Nothing's shocking about Jane's Addiction live at the Citi
Citi, Wednesday, March 1.
By DAVID STERN
THE BIGGEST PROBLEM FOR a band like Jane's Addiction in doing a live show is how to match their vinyl performance. Their last album, Nothing's Shocking, as well as their live album, Jane's Addiction, were so well-produced that any attempt to sound like the record would have been doomed to failure. In this regard, the show last Wednesday at the Citi was a mixed bag. Thrashing tunes like "Pigs in Zen" and "Trip Away" were even better live, sending the crowd into a slam-dancing fury. A stirring rendition of "Summertime Rolls", perhaps their best song, was one highlight of the show. The other was "Ted, Just Admit It," the song from which the album's title, "nothing's shocking," is drawn. Singer Perry Farrell took off his shirt before the song, displaying the earring in his left nipple to those close enough to see. The audience helped the band by shouting along to the repeated line, "Sex is violence."

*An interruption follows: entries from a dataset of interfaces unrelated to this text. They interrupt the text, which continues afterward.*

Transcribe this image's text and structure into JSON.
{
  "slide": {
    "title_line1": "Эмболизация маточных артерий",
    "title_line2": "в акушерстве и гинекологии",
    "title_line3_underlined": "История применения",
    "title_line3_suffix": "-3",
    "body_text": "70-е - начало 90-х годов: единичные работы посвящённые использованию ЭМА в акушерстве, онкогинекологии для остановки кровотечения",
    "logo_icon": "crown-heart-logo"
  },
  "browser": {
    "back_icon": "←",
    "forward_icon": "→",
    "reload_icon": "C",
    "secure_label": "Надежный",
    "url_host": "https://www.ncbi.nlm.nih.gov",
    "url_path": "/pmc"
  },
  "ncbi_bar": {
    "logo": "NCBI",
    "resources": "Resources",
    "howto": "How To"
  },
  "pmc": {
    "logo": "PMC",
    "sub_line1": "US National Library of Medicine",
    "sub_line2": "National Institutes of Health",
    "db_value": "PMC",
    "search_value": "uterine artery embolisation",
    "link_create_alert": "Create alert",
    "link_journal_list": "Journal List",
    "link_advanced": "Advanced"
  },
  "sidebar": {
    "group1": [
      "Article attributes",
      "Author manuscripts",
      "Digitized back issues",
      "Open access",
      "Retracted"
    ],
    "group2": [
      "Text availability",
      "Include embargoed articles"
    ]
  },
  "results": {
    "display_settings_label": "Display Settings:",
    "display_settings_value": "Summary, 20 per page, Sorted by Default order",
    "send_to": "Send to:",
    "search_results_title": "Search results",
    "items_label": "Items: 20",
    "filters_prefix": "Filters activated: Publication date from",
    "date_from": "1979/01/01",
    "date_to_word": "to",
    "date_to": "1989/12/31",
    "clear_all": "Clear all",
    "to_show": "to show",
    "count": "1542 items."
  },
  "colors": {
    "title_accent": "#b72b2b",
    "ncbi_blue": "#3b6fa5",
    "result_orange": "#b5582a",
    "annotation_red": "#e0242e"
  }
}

The show had its down sides, especially the closing with a clumsy rendition of "Jane Says." Other songs were also failed attempts at sounding like the record. The guitarist, who was excellent on Nothing's Shocking, was only mediocre live. And while the band had a lot of energy, it sorely lacked spontaneity. The guitarist wore dark sunglasses and hardly ever looked up from his guitar. Although the bassist and drummer are superb musicians and made their presence known musically, they appeared to be nothing more than backup musicians on stage. Farrell danced around in his own unique style, but it all seemed very calculated. The band barely acknowledged the crowd, except when Farrell gave the audience his bottle of wine.

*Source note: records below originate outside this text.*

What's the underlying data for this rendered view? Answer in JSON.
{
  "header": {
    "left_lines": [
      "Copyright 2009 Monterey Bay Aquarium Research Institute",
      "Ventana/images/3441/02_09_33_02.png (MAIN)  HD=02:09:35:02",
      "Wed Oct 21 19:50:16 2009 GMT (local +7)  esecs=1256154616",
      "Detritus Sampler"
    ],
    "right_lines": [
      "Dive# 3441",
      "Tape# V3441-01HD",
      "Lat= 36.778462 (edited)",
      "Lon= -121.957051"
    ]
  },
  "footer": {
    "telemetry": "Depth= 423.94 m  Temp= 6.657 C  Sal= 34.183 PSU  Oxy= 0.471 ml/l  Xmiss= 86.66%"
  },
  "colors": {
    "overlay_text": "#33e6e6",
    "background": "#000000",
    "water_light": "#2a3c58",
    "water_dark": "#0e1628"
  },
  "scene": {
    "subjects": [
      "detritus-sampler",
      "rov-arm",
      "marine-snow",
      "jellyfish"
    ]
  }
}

The audience, a diverse mix of punkers, metalheads, and college preppies, didn't seem to notice the band's lack of interest and was wild for the whole show. Fans threw themselves on top of the crowd, and there was constant slam-dancing near the stage. Unfortunately, the show ended after only an hour and a quarter, at which point the audience seemed just warmed up.

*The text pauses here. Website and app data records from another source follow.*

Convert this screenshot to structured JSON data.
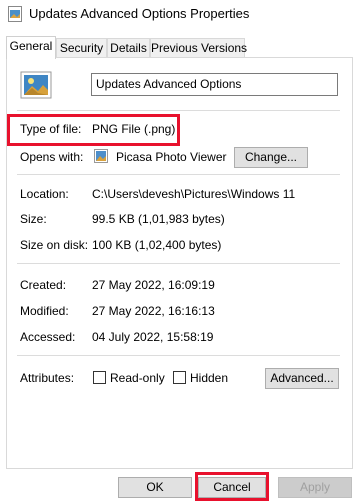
{
  "window": {
    "title": "Updates Advanced Options Properties",
    "title_icon": "image-file-icon"
  },
  "tabs": [
    {
      "label": "General",
      "active": true
    },
    {
      "label": "Security",
      "active": false
    },
    {
      "label": "Details",
      "active": false
    },
    {
      "label": "Previous Versions",
      "active": false
    }
  ],
  "general": {
    "file_name": "Updates Advanced Options",
    "type_of_file_label": "Type of file:",
    "type_of_file_value": "PNG File (.png)",
    "opens_with_label": "Opens with:",
    "opens_with_value": "Picasa Photo Viewer",
    "change_button": "Change...",
    "location_label": "Location:",
    "location_value": "C:\\Users\\devesh\\Pictures\\Windows 11",
    "size_label": "Size:",
    "size_value": "99.5 KB (1,01,983 bytes)",
    "size_on_disk_label": "Size on disk:",
    "size_on_disk_value": "100 KB (1,02,400 bytes)",
    "created_label": "Created:",
    "created_value": "27 May 2022, 16:09:19",
    "modified_label": "Modified:",
    "modified_value": "27 May 2022, 16:16:13",
    "accessed_label": "Accessed:",
    "accessed_value": "04 July 2022, 15:58:19",
    "attributes_label": "Attributes:",
    "readonly_label": "Read-only",
    "hidden_label": "Hidden",
    "advanced_button": "Advanced..."
  },
  "footer": {
    "ok": "OK",
    "cancel": "Cancel",
    "apply": "Apply"
  },
  "colors": {
    "highlight": "#e8112d",
    "tab_bg": "#f0f0f0",
    "button_bg": "#e1e1e1"
  }
}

Jane's Addiction is a great band on record, and although their live performances don't always match up to their recorded ones, I look forward to the next time they play in Boston. As they become more popular, they will probably play bigger shows and become more boring and calculated live. Their December show at T.T. the Bear's, a club a fraction of the size of the 1000-plus capacity Citi, was, according to common consensus, a better show. At least if their live performances get dull, there'll always be the record.